Many of us are struggling with the real and the fake – but if you’re willing to pay enough, you don’t have to worry about it. Your host collaborates with 99% Invisible on a story about the Emeco Navy chair (the real one and the knockoffs). Artist Sam Stewart introduces us to a creature and his luxurious useless furniture. Starlee Kine of Mystery Show explains that my real podcasting problem isn’t the real vs fake but ads… and it’s true, dear listeners, because without more ad money, this means I might have to let my amazing producer Andrew Callaway go! Unless our new ICO pulls in millions! Learn all about it.
The Torpedo Proof Chair
The Navy needed an indestructible chair. Emeco got the contract because it had a lightweight aluminum super strong chair – and the founder proved this by throwing it off an eight story building. The contract this feat won them kept the company afloat for decades… but things weren’t looking so great for Emeco when Gregg Buchbinder took over in the 1990s. But he discovered the chair was beloved by designers and architects around the world and he turned things around.
But this newfound popularity led to some new challenges.
A real Emeco Navy chair vs. a Restoration Hardware Naval chair.

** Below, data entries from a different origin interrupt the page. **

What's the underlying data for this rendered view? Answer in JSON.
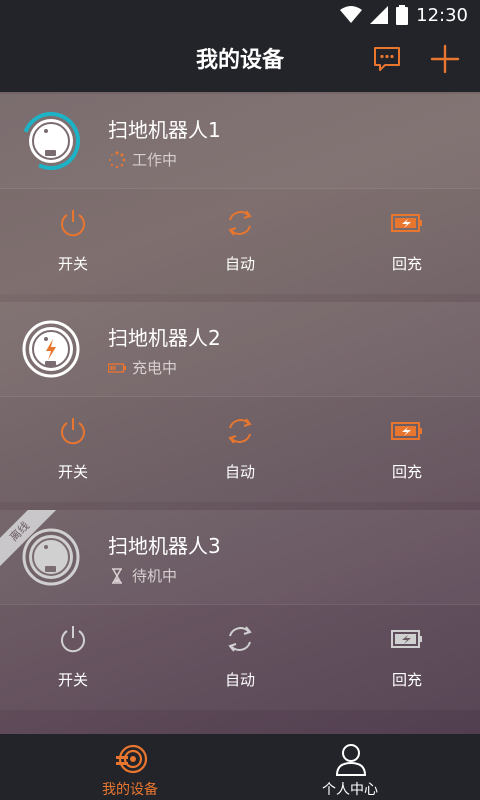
{
  "status_bar": {
    "time": "12:30"
  },
  "header": {
    "title": "我的设备"
  },
  "colors": {
    "accent": "#e8762f",
    "offline": "#d0d0d0",
    "bar": "#23242a"
  },
  "devices": [
    {
      "name": "扫地机器人1",
      "status": "工作中",
      "status_icon": "spinner-icon",
      "state": "working",
      "actions": {
        "power": "开关",
        "auto": "自动",
        "recharge": "回充"
      }
    },
    {
      "name": "扫地机器人2",
      "status": "充电中",
      "status_icon": "battery-icon",
      "state": "charging",
      "actions": {
        "power": "开关",
        "auto": "自动",
        "recharge": "回充"
      }
    },
    {
      "name": "扫地机器人3",
      "status": "待机中",
      "status_icon": "hourglass-icon",
      "state": "offline",
      "badge": "离线",
      "actions": {
        "power": "开关",
        "auto": "自动",
        "recharge": "回充"
      }
    }
  ],
  "bottom_nav": [
    {
      "label": "我的设备",
      "icon": "robot-icon",
      "active": true
    },
    {
      "label": "个人中心",
      "icon": "user-icon",
      "active": false
    }
  ]
}
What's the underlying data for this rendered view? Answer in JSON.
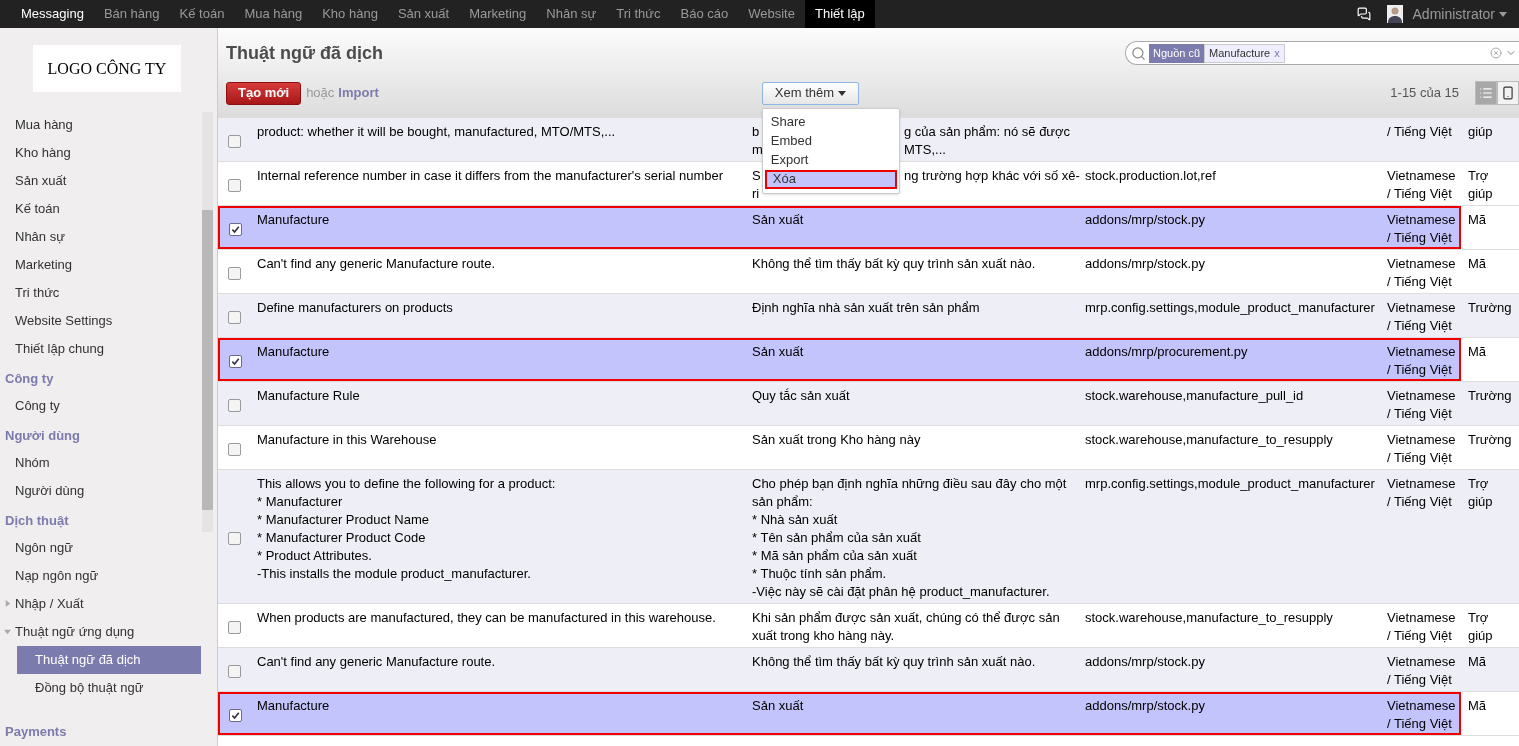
{
  "top_menu": [
    {
      "label": "Messaging",
      "selected": false,
      "bright": true
    },
    {
      "label": "Bán hàng",
      "selected": false,
      "bright": false
    },
    {
      "label": "Kế toán",
      "selected": false,
      "bright": false
    },
    {
      "label": "Mua hàng",
      "selected": false,
      "bright": false
    },
    {
      "label": "Kho hàng",
      "selected": false,
      "bright": false
    },
    {
      "label": "Sản xuất",
      "selected": false,
      "bright": false
    },
    {
      "label": "Marketing",
      "selected": false,
      "bright": false
    },
    {
      "label": "Nhân sự",
      "selected": false,
      "bright": false
    },
    {
      "label": "Tri thức",
      "selected": false,
      "bright": false
    },
    {
      "label": "Báo cáo",
      "selected": false,
      "bright": false
    },
    {
      "label": "Website",
      "selected": false,
      "bright": false
    },
    {
      "label": "Thiết lập",
      "selected": true,
      "bright": true
    }
  ],
  "user": {
    "name": "Administrator"
  },
  "logo": {
    "text": "LOGO CÔNG TY"
  },
  "sidebar": [
    {
      "items": [
        {
          "label": "Mua hàng",
          "selected": false
        },
        {
          "label": "Kho hàng",
          "selected": false
        },
        {
          "label": "Sản xuất",
          "selected": false
        },
        {
          "label": "Kế toán",
          "selected": false
        },
        {
          "label": "Nhân sự",
          "selected": false
        },
        {
          "label": "Marketing",
          "selected": false
        },
        {
          "label": "Tri thức",
          "selected": false
        },
        {
          "label": "Website Settings",
          "selected": false
        },
        {
          "label": "Thiết lập chung",
          "selected": false
        }
      ]
    },
    {
      "heading": "Công ty",
      "items": [
        {
          "label": "Công ty",
          "selected": false
        }
      ]
    },
    {
      "heading": "Người dùng",
      "items": [
        {
          "label": "Nhóm",
          "selected": false
        },
        {
          "label": "Người dùng",
          "selected": false
        }
      ]
    },
    {
      "heading": "Dịch thuật",
      "items": [
        {
          "label": "Ngôn ngữ",
          "selected": false
        },
        {
          "label": "Nạp ngôn ngữ",
          "selected": false
        },
        {
          "label": "Nhập / Xuất",
          "selected": false,
          "expanded": false
        },
        {
          "label": "Thuật ngữ ứng dụng",
          "selected": false,
          "expanded": true,
          "children": [
            {
              "label": "Thuật ngữ đã dịch",
              "selected": true
            },
            {
              "label": "Đồng bộ thuật ngữ",
              "selected": false
            }
          ]
        }
      ]
    },
    {
      "heading": "Payments"
    }
  ],
  "page": {
    "title": "Thuật ngữ đã dịch",
    "create_button": "Tạo mới",
    "or_text": "hoặc",
    "import_link": "Import",
    "more_button": "Xem thêm",
    "pager": "1-15 của 15"
  },
  "search": {
    "facet_label": "Nguồn cũ",
    "facet_value": "Manufacture",
    "facet_remove": "x"
  },
  "views": [
    {
      "kind": "list",
      "selected": true
    },
    {
      "kind": "form",
      "selected": false
    }
  ],
  "more_menu": [
    {
      "label": "Share",
      "highlighted": false
    },
    {
      "label": "Embed",
      "highlighted": false
    },
    {
      "label": "Export",
      "highlighted": false
    },
    {
      "label": "Xóa",
      "highlighted": true
    }
  ],
  "rows": [
    {
      "selected": false,
      "source": "product: whether it will be bought, manufactured, MTO/MTS,...",
      "translation_parts": [
        [
          "b",
          "g của sản phẩm: nó sẽ được"
        ],
        [
          "m",
          "MTS,..."
        ]
      ],
      "language": "/ Tiếng Việt",
      "type": "giúp"
    },
    {
      "selected": false,
      "source": "Internal reference number in case it differs from the manufacturer's serial number",
      "translation_parts": [
        [
          "S",
          "ng trường hợp khác với số xê-"
        ],
        [
          "ri"
        ]
      ],
      "location": "stock.production.lot,ref",
      "language": "Vietnamese\n/ Tiếng Việt",
      "type": "Trợ\ngiúp"
    },
    {
      "selected": true,
      "source": "Manufacture",
      "translation": "Sản xuất",
      "location": "addons/mrp/stock.py",
      "language": "Vietnamese\n/ Tiếng Việt",
      "type": "Mã"
    },
    {
      "selected": false,
      "source": "Can't find any generic Manufacture route.",
      "translation": "Không thể tìm thấy bất kỳ quy trình sản xuất nào.",
      "location": "addons/mrp/stock.py",
      "language": "Vietnamese\n/ Tiếng Việt",
      "type": "Mã"
    },
    {
      "selected": false,
      "source": "Define manufacturers on products",
      "translation": "Định nghĩa nhà sản xuất trên sản phẩm",
      "location": "mrp.config.settings,module_product_manufacturer",
      "language": "Vietnamese\n/ Tiếng Việt",
      "type": "Trường"
    },
    {
      "selected": true,
      "source": "Manufacture",
      "translation": "Sản xuất",
      "location": "addons/mrp/procurement.py",
      "language": "Vietnamese\n/ Tiếng Việt",
      "type": "Mã"
    },
    {
      "selected": false,
      "source": "Manufacture Rule",
      "translation": "Quy tắc sản xuất",
      "location": "stock.warehouse,manufacture_pull_id",
      "language": "Vietnamese\n/ Tiếng Việt",
      "type": "Trường"
    },
    {
      "selected": false,
      "source": "Manufacture in this Warehouse",
      "translation": "Sản xuất trong Kho hàng này",
      "location": "stock.warehouse,manufacture_to_resupply",
      "language": "Vietnamese\n/ Tiếng Việt",
      "type": "Trường"
    },
    {
      "selected": false,
      "source": "This allows you to define the following for a product:\n* Manufacturer\n* Manufacturer Product Name\n* Manufacturer Product Code\n* Product Attributes.\n-This installs the module product_manufacturer.",
      "translation": "Cho phép bạn định nghĩa những điều sau đây cho một sản phẩm:\n* Nhà sản xuất\n* Tên sản phẩm của sản xuất\n* Mã sản phẩm của sản xuất\n* Thuộc tính sản phẩm.\n-Việc này sẽ cài đặt phân hệ product_manufacturer.",
      "location": "mrp.config.settings,module_product_manufacturer",
      "language": "Vietnamese\n/ Tiếng Việt",
      "type": "Trợ\ngiúp"
    },
    {
      "selected": false,
      "source": "When products are manufactured, they can be manufactured in this warehouse.",
      "translation": "Khi sản phẩm được sản xuất, chúng có thể được sản xuất trong kho hàng này.",
      "location": "stock.warehouse,manufacture_to_resupply",
      "language": "Vietnamese\n/ Tiếng Việt",
      "type": "Trợ\ngiúp"
    },
    {
      "selected": false,
      "source": "Can't find any generic Manufacture route.",
      "translation": "Không thể tìm thấy bất kỳ quy trình sản xuất nào.",
      "location": "addons/mrp/stock.py",
      "language": "Vietnamese\n/ Tiếng Việt",
      "type": "Mã"
    },
    {
      "selected": true,
      "source": "Manufacture",
      "translation": "Sản xuất",
      "location": "addons/mrp/stock.py",
      "language": "Vietnamese\n/ Tiếng Việt",
      "type": "Mã"
    }
  ]
}
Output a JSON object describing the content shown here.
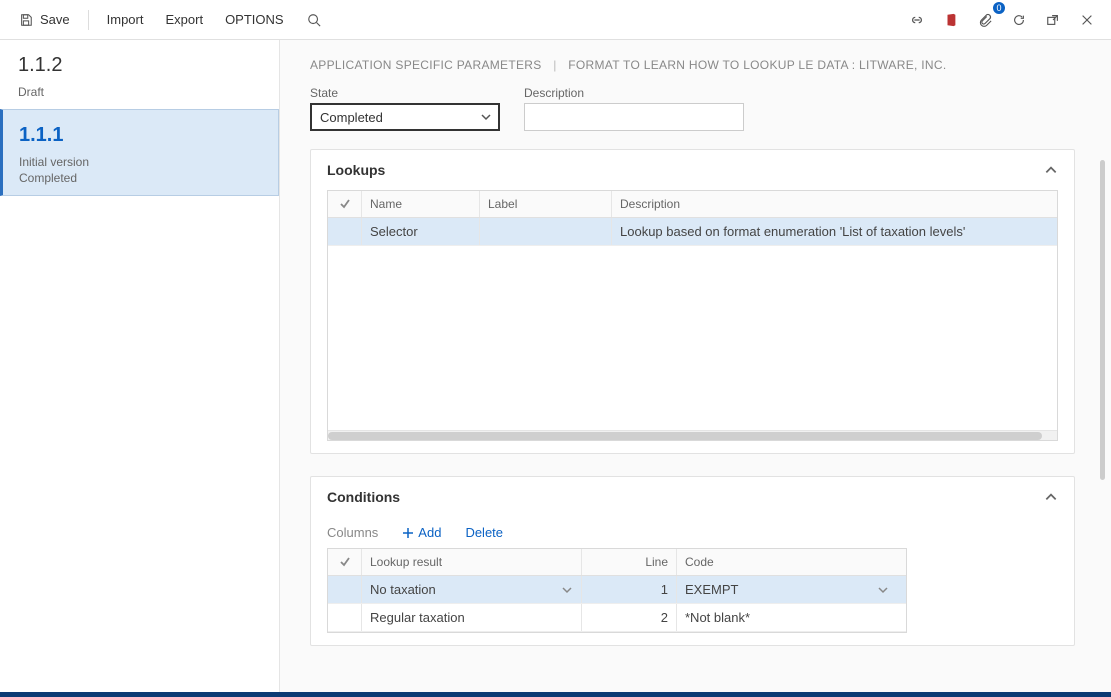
{
  "toolbar": {
    "save": "Save",
    "import": "Import",
    "export": "Export",
    "options": "OPTIONS"
  },
  "notifications": {
    "count": "0"
  },
  "sidebar": {
    "items": [
      {
        "title": "1.1.2",
        "subtitle": "Draft"
      },
      {
        "title": "1.1.1",
        "line1": "Initial version",
        "line2": "Completed"
      }
    ]
  },
  "breadcrumb": {
    "part1": "APPLICATION SPECIFIC PARAMETERS",
    "part2": "FORMAT TO LEARN HOW TO LOOKUP LE DATA : LITWARE, INC."
  },
  "form": {
    "state_label": "State",
    "state_value": "Completed",
    "description_label": "Description",
    "description_value": ""
  },
  "lookups": {
    "title": "Lookups",
    "columns": {
      "name": "Name",
      "label": "Label",
      "description": "Description"
    },
    "rows": [
      {
        "name": "Selector",
        "label": "",
        "description": "Lookup based on format enumeration 'List of taxation levels'"
      }
    ]
  },
  "conditions": {
    "title": "Conditions",
    "toolbar": {
      "columns": "Columns",
      "add": "Add",
      "delete": "Delete"
    },
    "columns": {
      "lookup_result": "Lookup result",
      "line": "Line",
      "code": "Code"
    },
    "rows": [
      {
        "lookup_result": "No taxation",
        "line": "1",
        "code": "EXEMPT"
      },
      {
        "lookup_result": "Regular taxation",
        "line": "2",
        "code": "*Not blank*"
      }
    ]
  }
}
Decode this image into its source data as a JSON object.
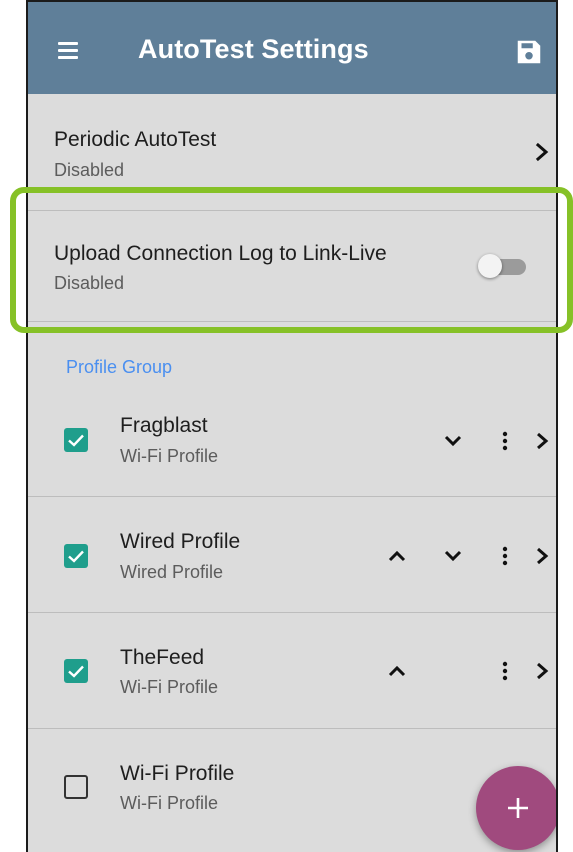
{
  "header": {
    "title": "AutoTest Settings",
    "menu_icon": "menu-icon",
    "save_icon": "save-icon"
  },
  "settings": {
    "periodic": {
      "title": "Periodic AutoTest",
      "value": "Disabled"
    },
    "upload": {
      "title": "Upload Connection Log to Link-Live",
      "value": "Disabled",
      "toggle_on": false
    }
  },
  "profile_group": {
    "header": "Profile Group",
    "items": [
      {
        "name": "Fragblast",
        "type": "Wi-Fi Profile",
        "checked": true,
        "move_up": false,
        "move_down": true
      },
      {
        "name": "Wired Profile",
        "type": "Wired Profile",
        "checked": true,
        "move_up": true,
        "move_down": true
      },
      {
        "name": "TheFeed",
        "type": "Wi-Fi Profile",
        "checked": true,
        "move_up": true,
        "move_down": false
      },
      {
        "name": "Wi-Fi Profile",
        "type": "Wi-Fi Profile",
        "checked": false,
        "move_up": false,
        "move_down": false
      }
    ]
  },
  "fab": {
    "icon": "plus-icon"
  },
  "colors": {
    "app_bar": "#5f7f99",
    "background": "#dcdcdc",
    "accent": "#4a8ff0",
    "checkbox": "#1f9e8c",
    "fab": "#a04a7e",
    "highlight": "#86c127"
  }
}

Gregg Buchbinder uses Emeco’s trade dress protection to fight the fakes. For him, the worst things about the knockoffs chairs are how disposable they are. His chair is made with a 77-step process in the USA and will last forever — Navy Chairs made in the 1940s are still in circulation — while the knockoffs rust, break and fill landfills.
He’s been pretty successful at taking down the knockoffs from bigger companies. He’s won battles IKEA and Restoration Hardware — but the one chair that he can’t take down is Crate & Barrel’s Delta chair.
A real Emeco Navy chair vs. a Crate & Barrel Delta chair.
The Delta chair is just different enough that Emeco can’t go after them but he still believes them to be knockoffs. Sure, they took out the crossbar, but the butt divot is still there… and they even kept the signature welds on the back of the vertical bars.
Christopher Sprigman wrote a book called the Knockoff Economy in which he argues that lookalikes and fakes are actually a net good for society. The Emeco Navy chair costs over $500 — not a seat for the masses. The knockoffs are democratizing, allowing for regular people to make similar aesthetic choices to rich people.
But how real is this knockoff? To find out, I decided to use the same test that won over the Navy… the throwing-it-off-an-eight-story-building-story test. It didn’t do well.
To conclude my rounds of getting advice from podcasters, I talk to one of the masters of helping people… Starlee Kine. It turns out she’s been thinking a lot about the real and the fake.
She told me that this thing about having ads in the middle of shows is the real/fake problem manifesting itself in the podcasting world. In fact, it’s part of the reason she has no plans to come back to podcasting… because it almost seems like there’s no way to do this without relying on the ad model.
But we here at Theory of Everything are trying out another way. That’s right… our ICO is real.